SC order on eco-sensitive zones may not pass the scientific test

EnvironmentA forest buffer zone, no matter how necessary it may be ecologically, has social consequences and people need to be convinced, say researchers.Haritha JohnA protest held in Idukki districtOn June 3, the Supreme Court directed that...

SC order on eco-sensitive zones may not pass the scientific test
ON June 3, the Supreme Court directed that every protected forest, national park and wildlife sanctuary in the country should have a minimum one km  eco-sensitive zone (ESZ), from their demarcated boundaries.
A three-judge bench of Justices L Nageswara Rao, BR Gavai and Aniruddha Bose, pronounced the judgement in a petition seeking protection of forest lands in the Nilgiris district of Tamil Nadu.
The judgement referred to the guidelines on buffer zones issued by the Ministry of Environment, Forest and Climate Change (MoEF&CC) of the Government of India on February 9,  2011.
While a few environmentalists have welcomed the order, some others found it unscientific. There were also huge protests against the verdict by farmers' organisations in Kerala. Idukki and Wayanad district witnessed hartals called by political parties, including the ruling Left Democratic Front (LDF). Protests were also witnessed in the districts of Kannur, Kozhikode and Thiruvananthapuram.
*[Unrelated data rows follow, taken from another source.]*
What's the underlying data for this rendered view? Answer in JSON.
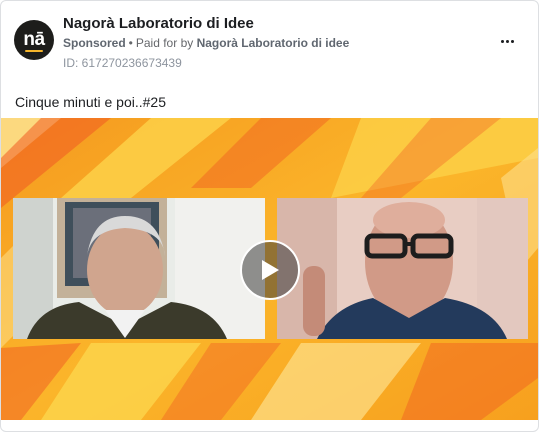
{
  "post": {
    "page_name": "Nagorà Laboratorio di Idee",
    "avatar_text": "nā",
    "sponsored_label": "Sponsored",
    "paid_for_prefix": "Paid for by",
    "paid_for_name": "Nagorà Laboratorio di idee",
    "ad_id": "ID: 617270236673439",
    "caption": "Cinque minuti e poi..#25",
    "more_icon": "more-horizontal-icon"
  },
  "video": {
    "play_icon": "play-icon",
    "background_colors": [
      "#f7a623",
      "#fcd34a",
      "#f05a22",
      "#fde08a"
    ]
  }
}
According to the 2011 guidelines, the eco-sensitive zones are declared to create a “shock absorber” for the protected areas. “They would also act as a transition from areas of high protection to areas involving lesser protection,” the guidelines said, adding that these zones will however be of regulatory nature rather than prohibitive.
As per the guidelines, a committee comprising the Wildlife Warden concerned, an ecologist, and officials from the Local Self Government and the Revenue Department of the area concerned, are to be formed to look into requirements, methods of management and preparation of plans for each ESZ.
Based on that the Chief WildLife Warden can group areas under, ‘Prohibited’, ‘Restricted with Safeguards’ and ‘Permissible Categories’.
The guidelines prohibit commercial mining, setting up of saw mills and industries causing pollution, commercial use of firewood, establishment of major hydroelectric projects, use for production of hazardous substances, undertaking activities related to tourism like flying over the national park area by aircraft or hot air balloons, discharge of effluents and solid waste in natural water bodies or terrestrial areas.
Apart from this, there are restrictions on many activities like tree felling, establishing hotels, movements of vehicles at night, ground water harvesting and so on.
Some environmentalists consider this order an efficient step for forest conservation.
However many environmental researchers and scientists find the order to be not practical and unscientific.